What to do: Could you return each entry below exactly as written, minus any pictures?

Provided entries:
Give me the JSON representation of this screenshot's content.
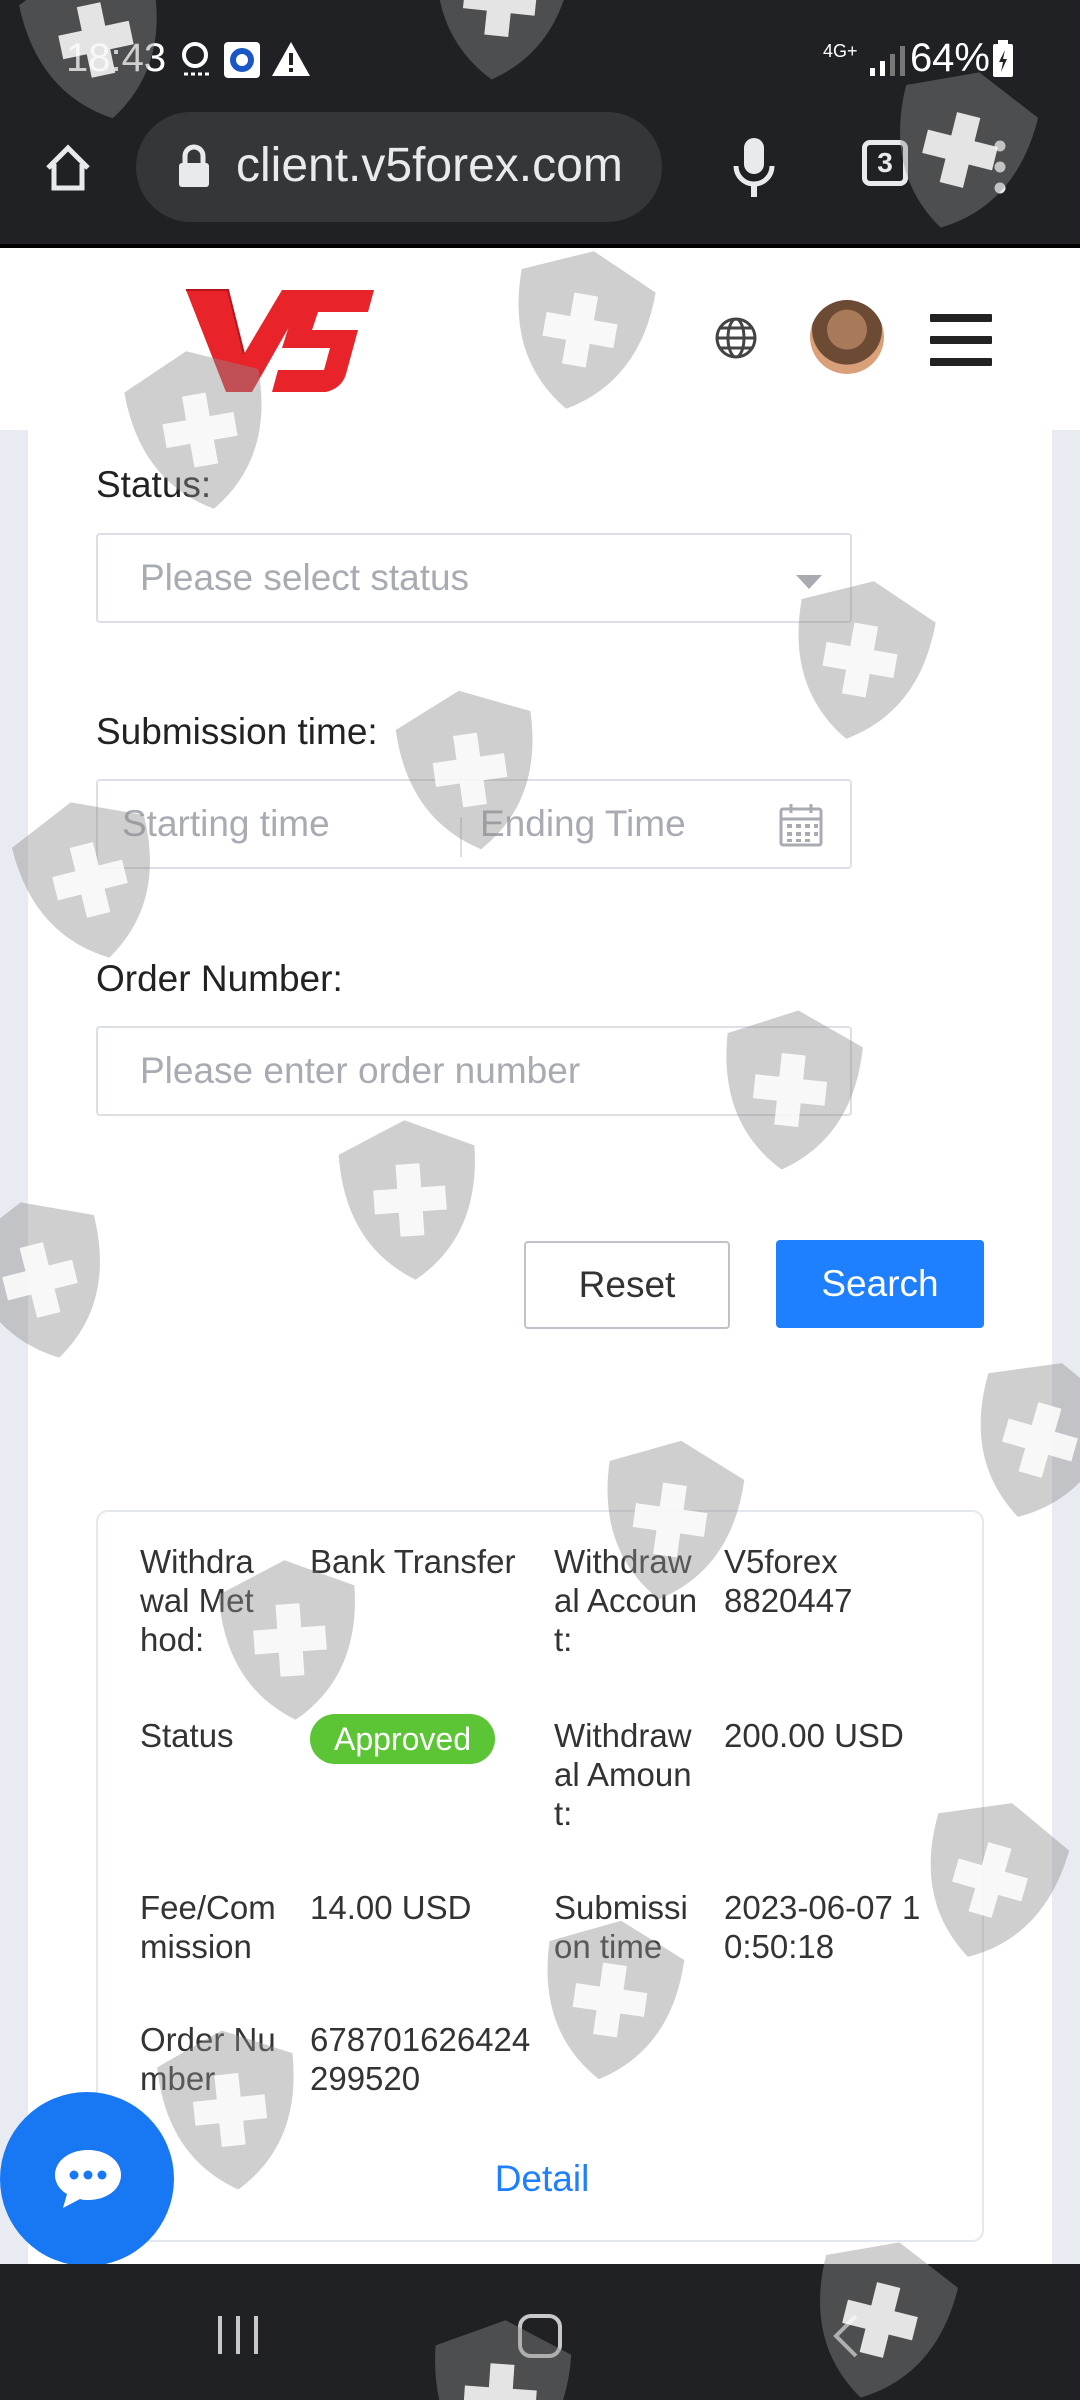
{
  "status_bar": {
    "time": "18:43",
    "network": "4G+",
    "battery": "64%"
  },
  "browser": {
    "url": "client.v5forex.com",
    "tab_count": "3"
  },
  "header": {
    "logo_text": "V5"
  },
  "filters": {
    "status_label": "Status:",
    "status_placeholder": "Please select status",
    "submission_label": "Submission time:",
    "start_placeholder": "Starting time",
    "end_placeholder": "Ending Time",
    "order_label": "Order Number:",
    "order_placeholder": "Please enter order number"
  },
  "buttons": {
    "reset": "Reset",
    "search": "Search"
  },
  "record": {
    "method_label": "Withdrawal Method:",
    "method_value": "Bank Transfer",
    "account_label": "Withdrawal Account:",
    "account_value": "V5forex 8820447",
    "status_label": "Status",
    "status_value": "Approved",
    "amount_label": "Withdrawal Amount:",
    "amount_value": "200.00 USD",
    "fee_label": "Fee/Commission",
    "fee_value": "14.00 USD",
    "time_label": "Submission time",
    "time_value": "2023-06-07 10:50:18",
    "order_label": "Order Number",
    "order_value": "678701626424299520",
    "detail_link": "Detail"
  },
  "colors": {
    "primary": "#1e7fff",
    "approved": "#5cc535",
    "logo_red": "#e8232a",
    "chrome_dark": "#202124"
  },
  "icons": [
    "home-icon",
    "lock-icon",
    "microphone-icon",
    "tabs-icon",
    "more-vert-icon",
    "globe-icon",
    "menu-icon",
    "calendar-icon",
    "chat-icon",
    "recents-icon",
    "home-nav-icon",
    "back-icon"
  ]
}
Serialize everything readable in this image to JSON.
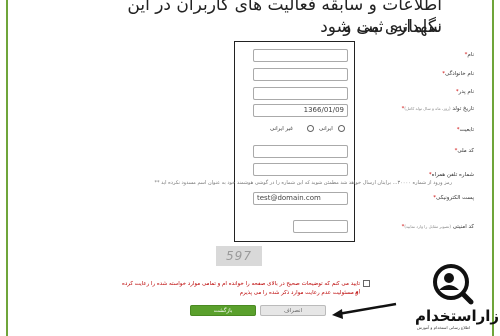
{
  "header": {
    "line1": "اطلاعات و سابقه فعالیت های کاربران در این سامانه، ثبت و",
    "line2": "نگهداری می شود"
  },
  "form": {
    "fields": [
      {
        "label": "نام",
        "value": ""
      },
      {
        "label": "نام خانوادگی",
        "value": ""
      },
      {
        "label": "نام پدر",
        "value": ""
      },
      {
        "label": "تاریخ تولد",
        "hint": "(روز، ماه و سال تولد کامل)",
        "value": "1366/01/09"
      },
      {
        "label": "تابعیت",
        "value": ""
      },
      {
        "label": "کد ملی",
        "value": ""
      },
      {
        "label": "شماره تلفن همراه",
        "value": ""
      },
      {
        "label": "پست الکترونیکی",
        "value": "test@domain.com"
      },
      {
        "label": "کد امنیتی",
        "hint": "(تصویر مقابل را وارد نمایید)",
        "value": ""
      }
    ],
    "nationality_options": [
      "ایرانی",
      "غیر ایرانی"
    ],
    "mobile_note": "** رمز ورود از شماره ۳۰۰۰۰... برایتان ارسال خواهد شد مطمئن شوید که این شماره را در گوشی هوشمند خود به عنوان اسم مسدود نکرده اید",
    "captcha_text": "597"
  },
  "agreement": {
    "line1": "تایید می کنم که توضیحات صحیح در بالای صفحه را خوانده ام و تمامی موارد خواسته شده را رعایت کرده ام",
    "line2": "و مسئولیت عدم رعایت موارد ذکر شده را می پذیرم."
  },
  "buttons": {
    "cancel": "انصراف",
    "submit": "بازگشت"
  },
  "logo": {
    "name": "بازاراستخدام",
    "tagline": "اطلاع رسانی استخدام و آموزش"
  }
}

Result:
Give me the JSON representation of this screenshot's content.
{
  "status_bar": {
    "time": "18:43",
    "network": "4G+",
    "battery": "64%"
  },
  "browser": {
    "url": "client.v5forex.com",
    "tab_count": "3"
  },
  "header": {
    "logo_text": "V5"
  },
  "filters": {
    "status_label": "Status:",
    "status_placeholder": "Please select status",
    "submission_label": "Submission time:",
    "start_placeholder": "Starting time",
    "end_placeholder": "Ending Time",
    "order_label": "Order Number:",
    "order_placeholder": "Please enter order number"
  },
  "buttons": {
    "reset": "Reset",
    "search": "Search"
  },
  "record": {
    "method_label": "Withdrawal Method:",
    "method_value": "Bank Transfer",
    "account_label": "Withdrawal Account:",
    "account_value": "V5forex 8820447",
    "status_label": "Status",
    "status_value": "Approved",
    "amount_label": "Withdrawal Amount:",
    "amount_value": "200.00 USD",
    "fee_label": "Fee/Commission",
    "fee_value": "14.00 USD",
    "time_label": "Submission time",
    "time_value": "2023-06-07 10:50:18",
    "order_label": "Order Number",
    "order_value": "678701626424299520",
    "detail_link": "Detail"
  },
  "colors": {
    "primary": "#1e7fff",
    "approved": "#5cc535",
    "logo_red": "#e8232a",
    "chrome_dark": "#202124"
  },
  "icons": [
    "home-icon",
    "lock-icon",
    "microphone-icon",
    "tabs-icon",
    "more-vert-icon",
    "globe-icon",
    "menu-icon",
    "calendar-icon",
    "chat-icon",
    "recents-icon",
    "home-nav-icon",
    "back-icon"
  ]
}
Serialize everything readable in this image to JSON.
{
  "header": {
    "line1": "اطلاعات و سابقه فعالیت های کاربران در این سامانه، ثبت و",
    "line2": "نگهداری می شود"
  },
  "form": {
    "fields": [
      {
        "label": "نام",
        "value": ""
      },
      {
        "label": "نام خانوادگی",
        "value": ""
      },
      {
        "label": "نام پدر",
        "value": ""
      },
      {
        "label": "تاریخ تولد",
        "hint": "(روز، ماه و سال تولد کامل)",
        "value": "1366/01/09"
      },
      {
        "label": "تابعیت",
        "value": ""
      },
      {
        "label": "کد ملی",
        "value": ""
      },
      {
        "label": "شماره تلفن همراه",
        "value": ""
      },
      {
        "label": "پست الکترونیکی",
        "value": "test@domain.com"
      },
      {
        "label": "کد امنیتی",
        "hint": "(تصویر مقابل را وارد نمایید)",
        "value": ""
      }
    ],
    "nationality_options": [
      "ایرانی",
      "غیر ایرانی"
    ],
    "mobile_note": "** رمز ورود از شماره ۳۰۰۰۰... برایتان ارسال خواهد شد مطمئن شوید که این شماره را در گوشی هوشمند خود به عنوان اسم مسدود نکرده اید",
    "captcha_text": "597"
  },
  "agreement": {
    "line1": "تایید می کنم که توضیحات صحیح در بالای صفحه را خوانده ام و تمامی موارد خواسته شده را رعایت کرده ام",
    "line2": "و مسئولیت عدم رعایت موارد ذکر شده را می پذیرم."
  },
  "buttons": {
    "cancel": "انصراف",
    "submit": "بازگشت"
  },
  "logo": {
    "name": "بازاراستخدام",
    "tagline": "اطلاع رسانی استخدام و آموزش"
  }
}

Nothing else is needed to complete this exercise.